  • Argentina unsure if signals came from lost submarine

    World News CTV News
    BUENOS AIRES, Argentina -- Argentina's Navy could not confirm Sunday if seven brief satellite calls received a day prior were from a lost submarine with 44 crew members on board. "We do not have clear evidence that (the calls) have come from that unit," said Adm. Source
  • Ontario college strike ends as back-to-work legislation passed

    Canada News CBC News
    Hundreds of thousands of college students are expected to be back in class this week after the provincial government passed back-to-work legislation Sunday to end a five-week strike by Ontario college faculty.Wynne government to legislate striking Ontario college faculty back to workThe Liberals introduced the six-page page bill Friday after college faculty overwhelmingly rejected the college employer council's last offer by 86 per cent.
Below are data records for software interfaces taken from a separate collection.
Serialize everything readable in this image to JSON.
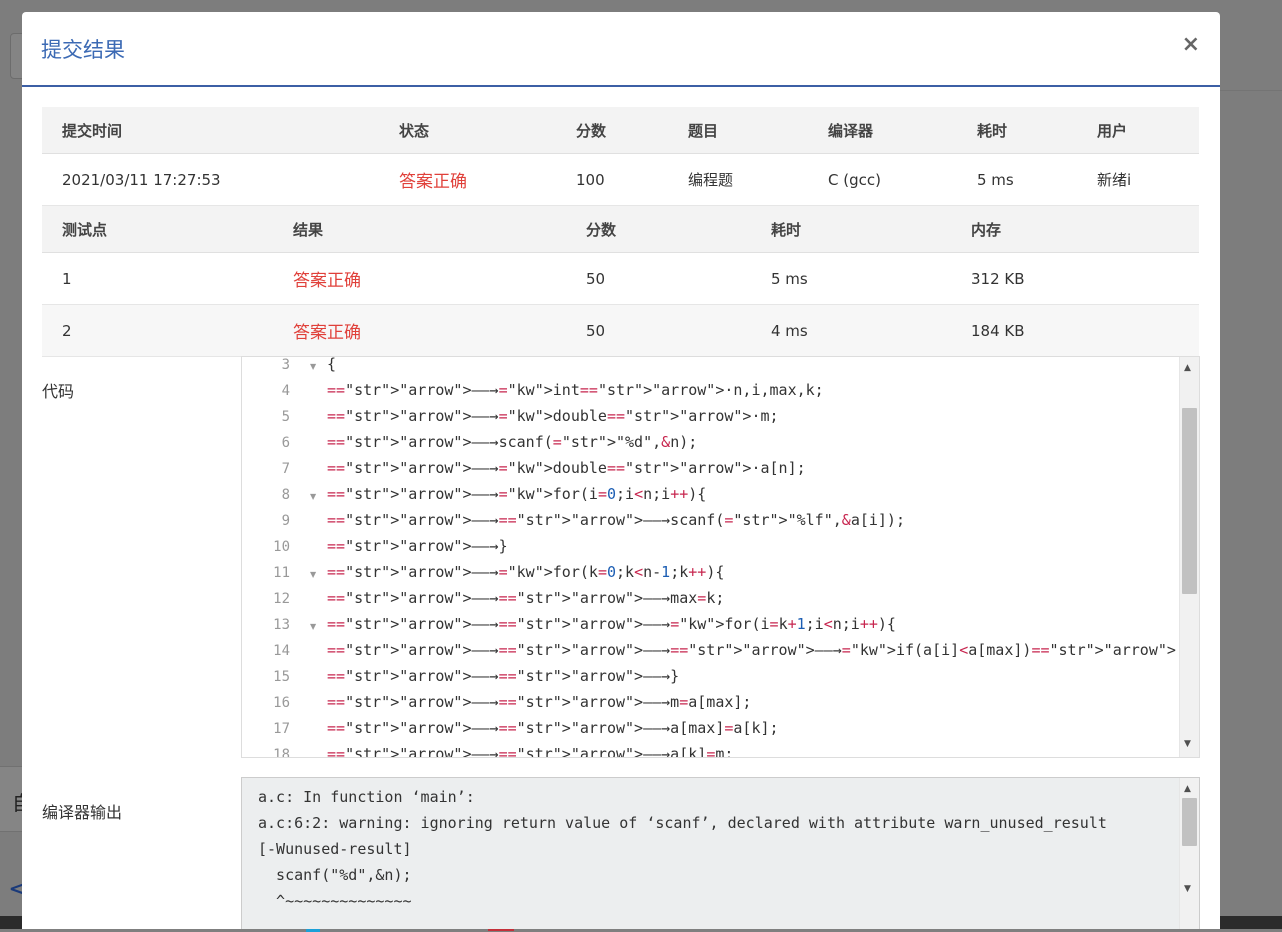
{
  "background": {
    "partial_char": "自",
    "back_chevron": "<"
  },
  "modal": {
    "title": "提交结果",
    "close_glyph": "×",
    "submission": {
      "headers": [
        "提交时间",
        "状态",
        "分数",
        "题目",
        "编译器",
        "耗时",
        "用户"
      ],
      "row": [
        "2021/03/11 17:27:53",
        "答案正确",
        "100",
        "编程题",
        "C (gcc)",
        "5 ms",
        "新绪i"
      ]
    },
    "testcases": {
      "headers": [
        "测试点",
        "结果",
        "分数",
        "耗时",
        "内存"
      ],
      "rows": [
        [
          "1",
          "答案正确",
          "50",
          "5 ms",
          "312 KB"
        ],
        [
          "2",
          "答案正确",
          "50",
          "4 ms",
          "184 KB"
        ]
      ]
    },
    "code_label": "代码",
    "code": {
      "line_numbers": [
        "3",
        "4",
        "5",
        "6",
        "7",
        "8",
        "9",
        "10",
        "11",
        "12",
        "13",
        "14",
        "15",
        "16",
        "17",
        "18"
      ],
      "fold_lines": [
        "3",
        "8",
        "11",
        "13"
      ],
      "lines": [
        "{",
        "→int·n,i,max,k;",
        "→double·m;",
        "→scanf(\"%d\",&n);",
        "→double·a[n];",
        "→for(i=0;i<n;i++){",
        "→→scanf(\"%lf\",&a[i]);",
        "→}",
        "→for(k=0;k<n-1;k++){",
        "→→max=k;",
        "→→for(i=k+1;i<n;i++){",
        "→→→if(a[i]<a[max])·max=i;",
        "→→}",
        "→→m=a[max];",
        "→→a[max]=a[k];",
        "→→a[k]=m;"
      ]
    },
    "output_label": "编译器输出",
    "compiler_output": [
      "a.c: In function ‘main’:",
      "a.c:6:2: warning: ignoring return value of ‘scanf’, declared with attribute warn_unused_result",
      "[-Wunused-result]",
      "  scanf(\"%d\",&n);",
      "  ^~~~~~~~~~~~~~~"
    ],
    "colors": {
      "title": "#3c6ab4",
      "accepted": "#e0403a",
      "header_rule": "#3c5fa5"
    }
  }
}
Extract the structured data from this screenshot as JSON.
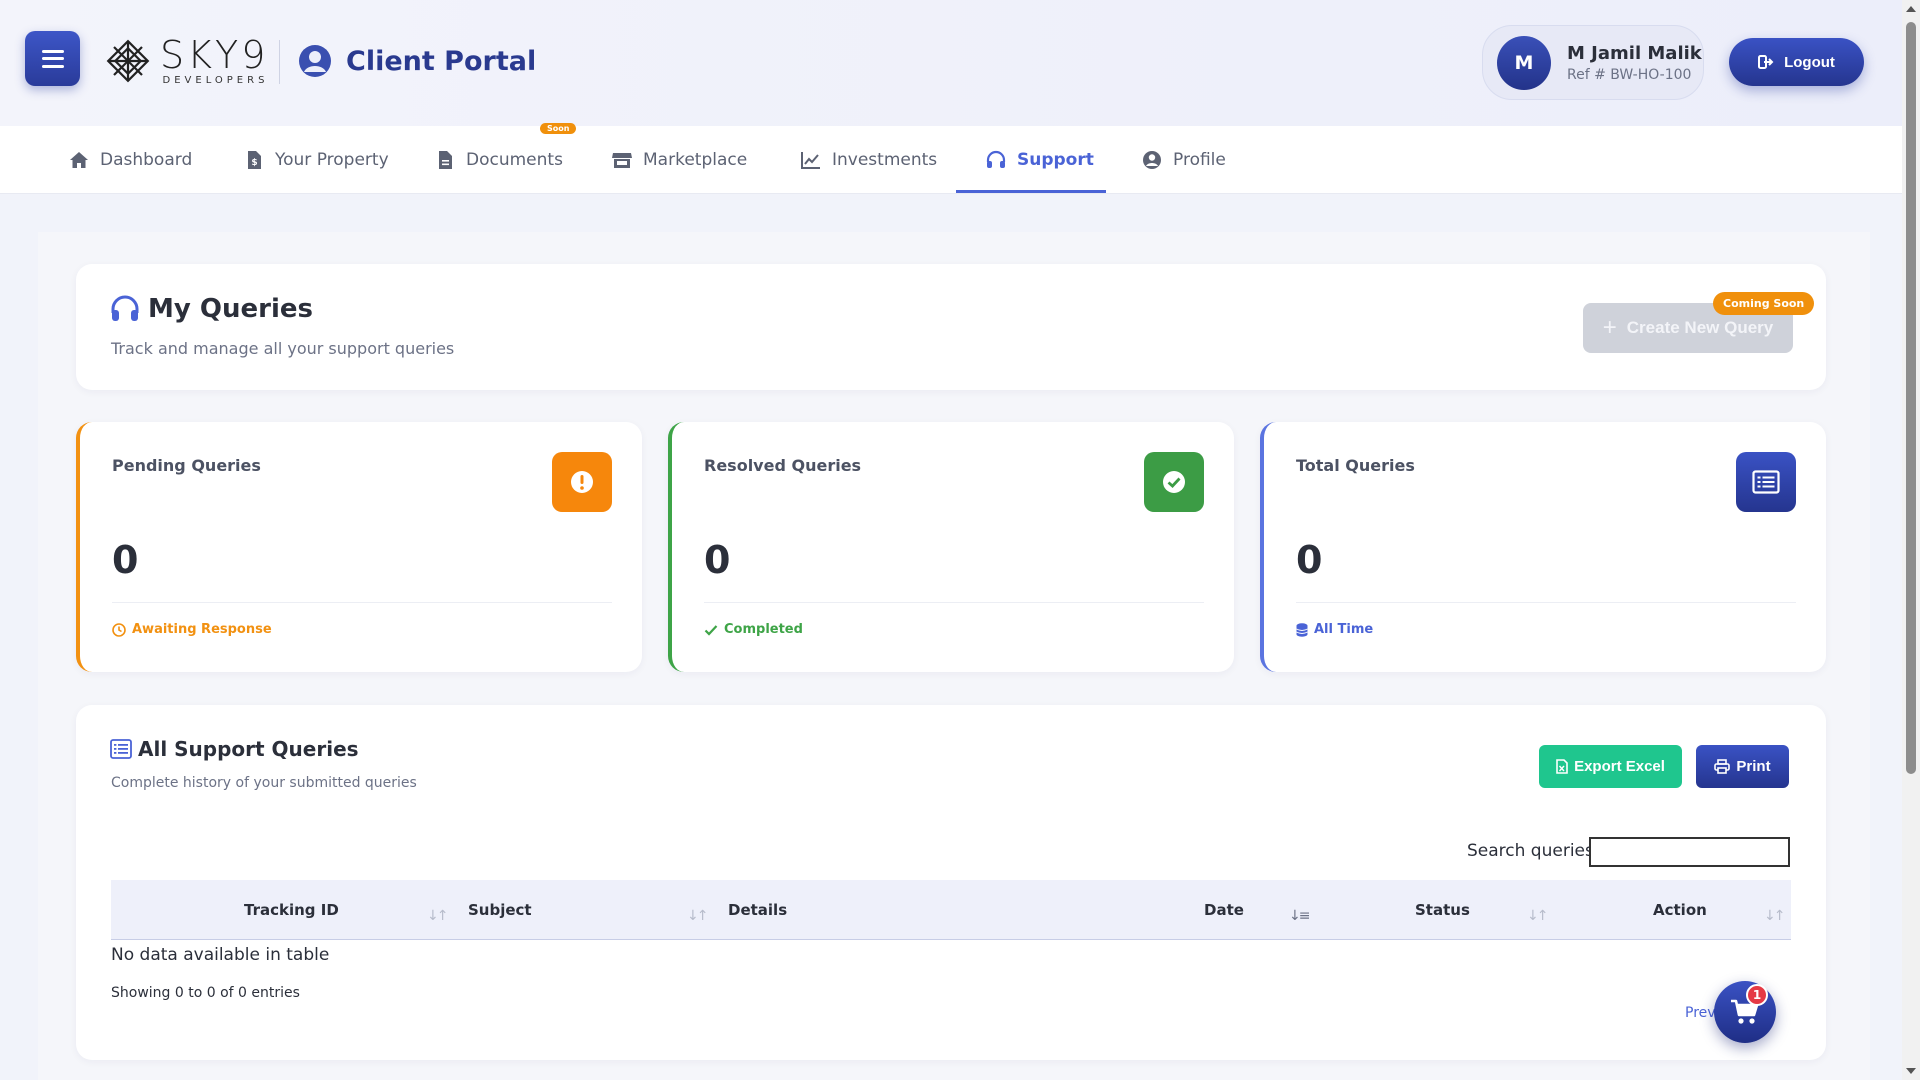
{
  "header": {
    "logo_name": "SKY9",
    "logo_sub": "DEVELOPERS",
    "portal_title": "Client Portal",
    "user": {
      "initial": "M",
      "name": "M Jamil Malik",
      "ref": "Ref # BW-HO-100"
    },
    "logout_label": "Logout"
  },
  "nav": {
    "items": [
      {
        "label": "Dashboard",
        "icon": "home-icon"
      },
      {
        "label": "Your Property",
        "icon": "file-dollar-icon"
      },
      {
        "label": "Documents",
        "icon": "document-icon",
        "badge": "Soon"
      },
      {
        "label": "Marketplace",
        "icon": "store-icon"
      },
      {
        "label": "Investments",
        "icon": "chart-line-icon"
      },
      {
        "label": "Support",
        "icon": "headset-icon",
        "active": true
      },
      {
        "label": "Profile",
        "icon": "user-circle-icon"
      }
    ]
  },
  "queries_header": {
    "title": "My Queries",
    "subtitle": "Track and manage all your support queries",
    "create_label": "Create New Query",
    "coming_badge": "Coming Soon"
  },
  "stats": {
    "pending": {
      "label": "Pending Queries",
      "value": "0",
      "foot": "Awaiting Response",
      "icon": "exclamation-icon"
    },
    "resolved": {
      "label": "Resolved Queries",
      "value": "0",
      "foot": "Completed",
      "icon": "check-circle-icon"
    },
    "total": {
      "label": "Total Queries",
      "value": "0",
      "foot": "All Time",
      "icon": "list-icon"
    }
  },
  "table": {
    "title": "All Support Queries",
    "subtitle": "Complete history of your submitted queries",
    "export_label": "Export Excel",
    "print_label": "Print",
    "search_label": "Search queries:",
    "search_value": "",
    "columns": [
      "Tracking ID",
      "Subject",
      "Details",
      "Date",
      "Status",
      "Action"
    ],
    "empty_text": "No data available in table",
    "showing": "Showing 0 to 0 of 0 entries",
    "prev_label": "Previ"
  },
  "cart": {
    "count": "1"
  },
  "colors": {
    "primary": "#2a3b9a",
    "accent": "#4a63d6",
    "orange": "#f29111",
    "green": "#3ea447",
    "export_green": "#1fc68e"
  }
}
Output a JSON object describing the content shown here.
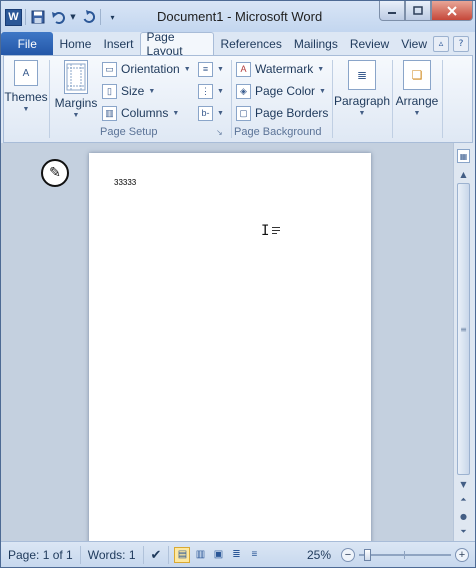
{
  "window": {
    "title": "Document1 - Microsoft Word",
    "app_icon_letter": "W"
  },
  "tabs": {
    "file": "File",
    "items": [
      {
        "label": "Home",
        "active": false
      },
      {
        "label": "Insert",
        "active": false
      },
      {
        "label": "Page Layout",
        "active": true
      },
      {
        "label": "References",
        "active": false
      },
      {
        "label": "Mailings",
        "active": false
      },
      {
        "label": "Review",
        "active": false
      },
      {
        "label": "View",
        "active": false
      }
    ]
  },
  "ribbon": {
    "themes": "Themes",
    "margins": "Margins",
    "orientation": "Orientation",
    "size": "Size",
    "columns": "Columns",
    "page_setup_label": "Page Setup",
    "watermark": "Watermark",
    "page_color": "Page Color",
    "page_borders": "Page Borders",
    "page_background_label": "Page Background",
    "paragraph": "Paragraph",
    "arrange": "Arrange"
  },
  "document": {
    "text": "33333"
  },
  "status": {
    "page": "Page: 1 of 1",
    "words": "Words: 1",
    "zoom": "25%",
    "zoom_fraction": 0.25
  },
  "colors": {
    "file_tab": "#2b5797",
    "accent": "#1e395b",
    "active_view": "#fde8a0"
  }
}
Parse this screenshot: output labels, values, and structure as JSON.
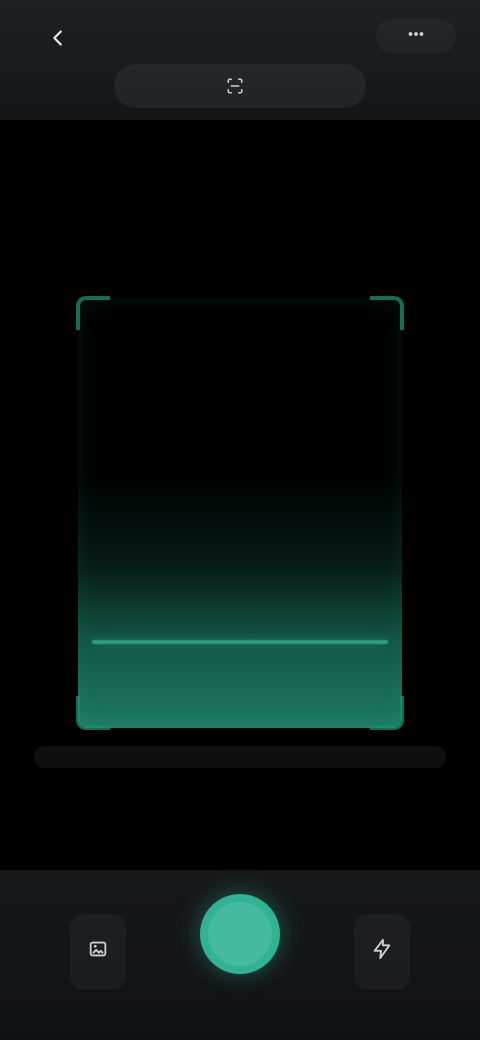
{
  "colors": {
    "accent": "#2fb394",
    "background": "#000000",
    "topbar": "#1f2022",
    "bottombar": "#17181a"
  },
  "topbar": {
    "back_icon": "back-arrow-icon",
    "title": "",
    "title_icon": "scan-icon",
    "menu_icon": "more-icon"
  },
  "viewfinder": {
    "hint_text": ""
  },
  "bottombar": {
    "left": {
      "label": "",
      "icon": "image-icon"
    },
    "shutter": {
      "label": ""
    },
    "right": {
      "label": "",
      "icon": "flash-icon"
    }
  }
}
Source
  • Syria: ISIS militants defeated in last major stronghold

    World News CTV News
    BEIRUT -- Pro-government forces defeated the Islamic State group in its last major stronghold in Syria, state media and a monitoring group reported on Sunday, leaving the militants to defend just strips of desert territory in the country and a besieged pocket outside the capital, Damascus. Source
  • 5-year-old girl allegedly attacked by German shepherd

    Canada News CTV News
    A little girl in Ontario continues to recover after an alleged dog attack by one of the neighbour’s pets. The family of five-year-old Madalyn Barclay says the little girl was attacked by a German shepherd mix while playing at a neighbour’s house in Bradford, Ont. Source
  • 5-year-old girl allegedly attacked by German shepherd mix

    Canada News CTV News
    A little girl in Ontario continues to recover after an alleged dog attack by one of the neighbour’s pets. The family of five-year-old Madalyn Barclay says the little girl was attacked by a German shepherd mix while playing at a neighbour’s house in Bradford, Ont. Source